→ **TASK**: Only the text of the records belongs in the answer, copied exactly and without pictures.

→ **SUPPLIED MATERIAL**:

=== Section Start ===

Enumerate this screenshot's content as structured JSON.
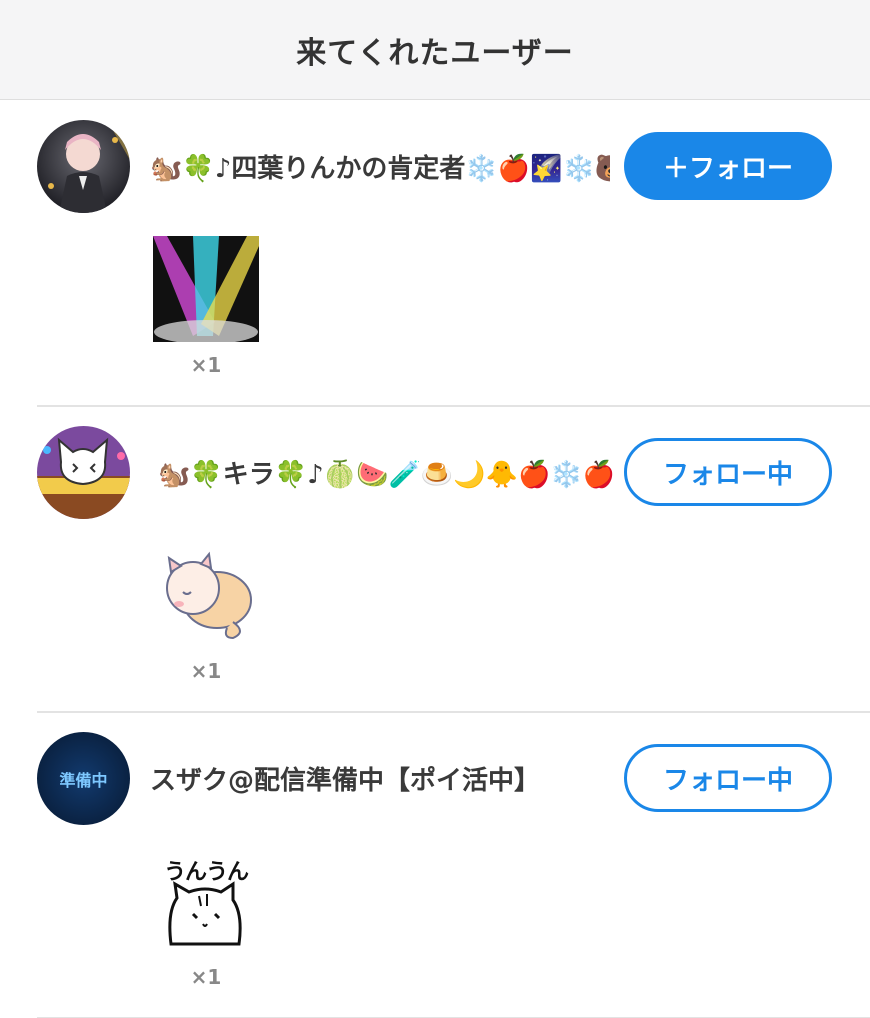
{
  "header": {
    "title": "来てくれたユーザー"
  },
  "users": [
    {
      "name": "🐿️🍀♪四葉りんかの肯定者❄️🍎🌠❄️🐻",
      "button_label": "＋フォロー",
      "button_state": "follow",
      "gift_icon": "spotlight-stage-icon",
      "gift_count": "×1"
    },
    {
      "name": "🐿️🍀キラ🍀♪🍈🍉🧪🍮🌙🐥🍎❄️🍎🐰🌸",
      "button_label": "フォロー中",
      "button_state": "following",
      "gift_icon": "sleeping-cat-icon",
      "gift_count": "×1"
    },
    {
      "name": "スザク@配信準備中【ポイ活中】",
      "button_label": "フォロー中",
      "button_state": "following",
      "avatar_text": "準備中",
      "gift_icon": "unun-cat-sticker-icon",
      "gift_text": "うんうん",
      "gift_count": "×1"
    }
  ],
  "colors": {
    "accent": "#1a87e8",
    "header_bg": "#f5f5f6",
    "divider": "#e3e3e3"
  }
}
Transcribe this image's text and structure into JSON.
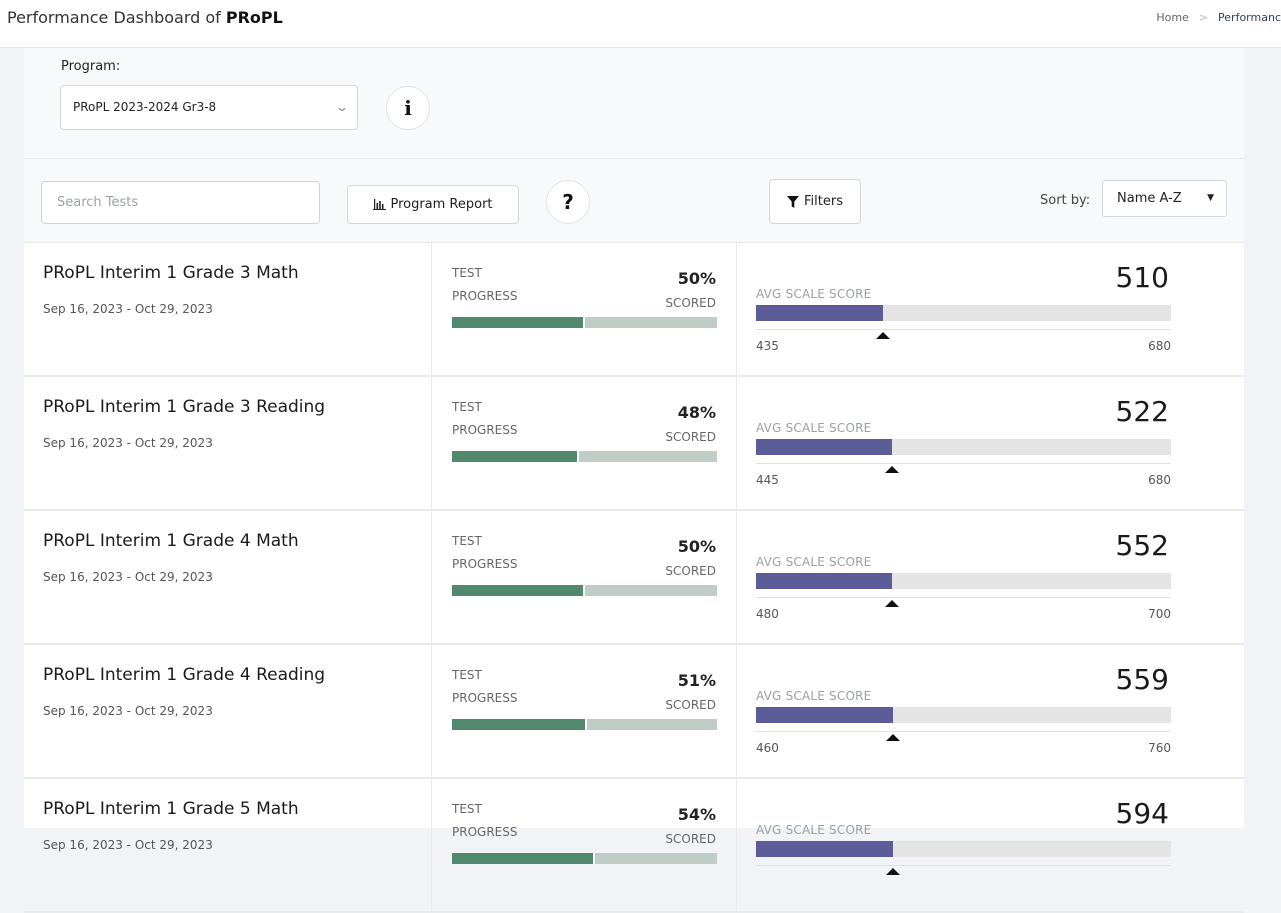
{
  "header": {
    "title_prefix": "Performance Dashboard of ",
    "title_bold": "PRoPL",
    "breadcrumb": [
      {
        "label": "Home"
      },
      {
        "label": "Performanc"
      }
    ],
    "breadcrumb_separator": ">"
  },
  "program": {
    "label": "Program:",
    "selected": "PRoPL 2023-2024 Gr3-8",
    "info_icon": "info-icon",
    "info_glyph": "i"
  },
  "toolbar": {
    "search_placeholder": "Search Tests",
    "report_label": "Program Report",
    "report_icon": "bar-chart-icon",
    "help_glyph": "?",
    "filters_label": "Filters",
    "filters_icon": "filter-icon",
    "sort_label": "Sort by:",
    "sort_value": "Name A-Z"
  },
  "rows_labels": {
    "progress_label": "TEST PROGRESS",
    "scored_label": "SCORED",
    "avg_label": "AVG SCALE SCORE"
  },
  "tests": [
    {
      "name": "PRoPL Interim 1 Grade 3 Math",
      "dates": "Sep 16, 2023 - Oct 29, 2023",
      "progress": "50%",
      "progress_value": 0.5,
      "avg_score": "510",
      "score_min": "435",
      "score_max": "680",
      "score_fill": 0.306,
      "marker": 0.306
    },
    {
      "name": "PRoPL Interim 1 Grade 3 Reading",
      "dates": "Sep 16, 2023 - Oct 29, 2023",
      "progress": "48%",
      "progress_value": 0.48,
      "avg_score": "522",
      "score_min": "445",
      "score_max": "680",
      "score_fill": 0.328,
      "marker": 0.328
    },
    {
      "name": "PRoPL Interim 1 Grade 4 Math",
      "dates": "Sep 16, 2023 - Oct 29, 2023",
      "progress": "50%",
      "progress_value": 0.5,
      "avg_score": "552",
      "score_min": "480",
      "score_max": "700",
      "score_fill": 0.327,
      "marker": 0.327
    },
    {
      "name": "PRoPL Interim 1 Grade 4 Reading",
      "dates": "Sep 16, 2023 - Oct 29, 2023",
      "progress": "51%",
      "progress_value": 0.51,
      "avg_score": "559",
      "score_min": "460",
      "score_max": "760",
      "score_fill": 0.33,
      "marker": 0.33
    },
    {
      "name": "PRoPL Interim 1 Grade 5 Math",
      "dates": "Sep 16, 2023 - Oct 29, 2023",
      "progress": "54%",
      "progress_value": 0.54,
      "avg_score": "594",
      "score_min": "",
      "score_max": "",
      "score_fill": 0.33,
      "marker": 0.33
    }
  ],
  "colors": {
    "progress_fill": "#51896f",
    "progress_track": "#bfcdc6",
    "score_fill": "#5c5c99",
    "score_track": "#e4e4e4"
  }
}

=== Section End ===

→ **ANSWER AREA**:
Enumerate this screenshot's content as structured JSON.
{
  "header": {
    "title": "来てくれたユーザー"
  },
  "users": [
    {
      "name": "🐿️🍀♪四葉りんかの肯定者❄️🍎🌠❄️🐻",
      "button_label": "＋フォロー",
      "button_state": "follow",
      "gift_icon": "spotlight-stage-icon",
      "gift_count": "×1"
    },
    {
      "name": "🐿️🍀キラ🍀♪🍈🍉🧪🍮🌙🐥🍎❄️🍎🐰🌸",
      "button_label": "フォロー中",
      "button_state": "following",
      "gift_icon": "sleeping-cat-icon",
      "gift_count": "×1"
    },
    {
      "name": "スザク@配信準備中【ポイ活中】",
      "button_label": "フォロー中",
      "button_state": "following",
      "avatar_text": "準備中",
      "gift_icon": "unun-cat-sticker-icon",
      "gift_text": "うんうん",
      "gift_count": "×1"
    }
  ],
  "colors": {
    "accent": "#1a87e8",
    "header_bg": "#f5f5f6",
    "divider": "#e3e3e3"
  }
}
Transcribe this image's text and structure into JSON.
{
  "header": {
    "title_prefix": "Performance Dashboard of ",
    "title_bold": "PRoPL",
    "breadcrumb": [
      {
        "label": "Home"
      },
      {
        "label": "Performanc"
      }
    ],
    "breadcrumb_separator": ">"
  },
  "program": {
    "label": "Program:",
    "selected": "PRoPL 2023-2024 Gr3-8",
    "info_icon": "info-icon",
    "info_glyph": "i"
  },
  "toolbar": {
    "search_placeholder": "Search Tests",
    "report_label": "Program Report",
    "report_icon": "bar-chart-icon",
    "help_glyph": "?",
    "filters_label": "Filters",
    "filters_icon": "filter-icon",
    "sort_label": "Sort by:",
    "sort_value": "Name A-Z"
  },
  "rows_labels": {
    "progress_label": "TEST PROGRESS",
    "scored_label": "SCORED",
    "avg_label": "AVG SCALE SCORE"
  },
  "tests": [
    {
      "name": "PRoPL Interim 1 Grade 3 Math",
      "dates": "Sep 16, 2023 - Oct 29, 2023",
      "progress": "50%",
      "progress_value": 0.5,
      "avg_score": "510",
      "score_min": "435",
      "score_max": "680",
      "score_fill": 0.306,
      "marker": 0.306
    },
    {
      "name": "PRoPL Interim 1 Grade 3 Reading",
      "dates": "Sep 16, 2023 - Oct 29, 2023",
      "progress": "48%",
      "progress_value": 0.48,
      "avg_score": "522",
      "score_min": "445",
      "score_max": "680",
      "score_fill": 0.328,
      "marker": 0.328
    },
    {
      "name": "PRoPL Interim 1 Grade 4 Math",
      "dates": "Sep 16, 2023 - Oct 29, 2023",
      "progress": "50%",
      "progress_value": 0.5,
      "avg_score": "552",
      "score_min": "480",
      "score_max": "700",
      "score_fill": 0.327,
      "marker": 0.327
    },
    {
      "name": "PRoPL Interim 1 Grade 4 Reading",
      "dates": "Sep 16, 2023 - Oct 29, 2023",
      "progress": "51%",
      "progress_value": 0.51,
      "avg_score": "559",
      "score_min": "460",
      "score_max": "760",
      "score_fill": 0.33,
      "marker": 0.33
    },
    {
      "name": "PRoPL Interim 1 Grade 5 Math",
      "dates": "Sep 16, 2023 - Oct 29, 2023",
      "progress": "54%",
      "progress_value": 0.54,
      "avg_score": "594",
      "score_min": "",
      "score_max": "",
      "score_fill": 0.33,
      "marker": 0.33
    }
  ],
  "colors": {
    "progress_fill": "#51896f",
    "progress_track": "#bfcdc6",
    "score_fill": "#5c5c99",
    "score_track": "#e4e4e4"
  }
}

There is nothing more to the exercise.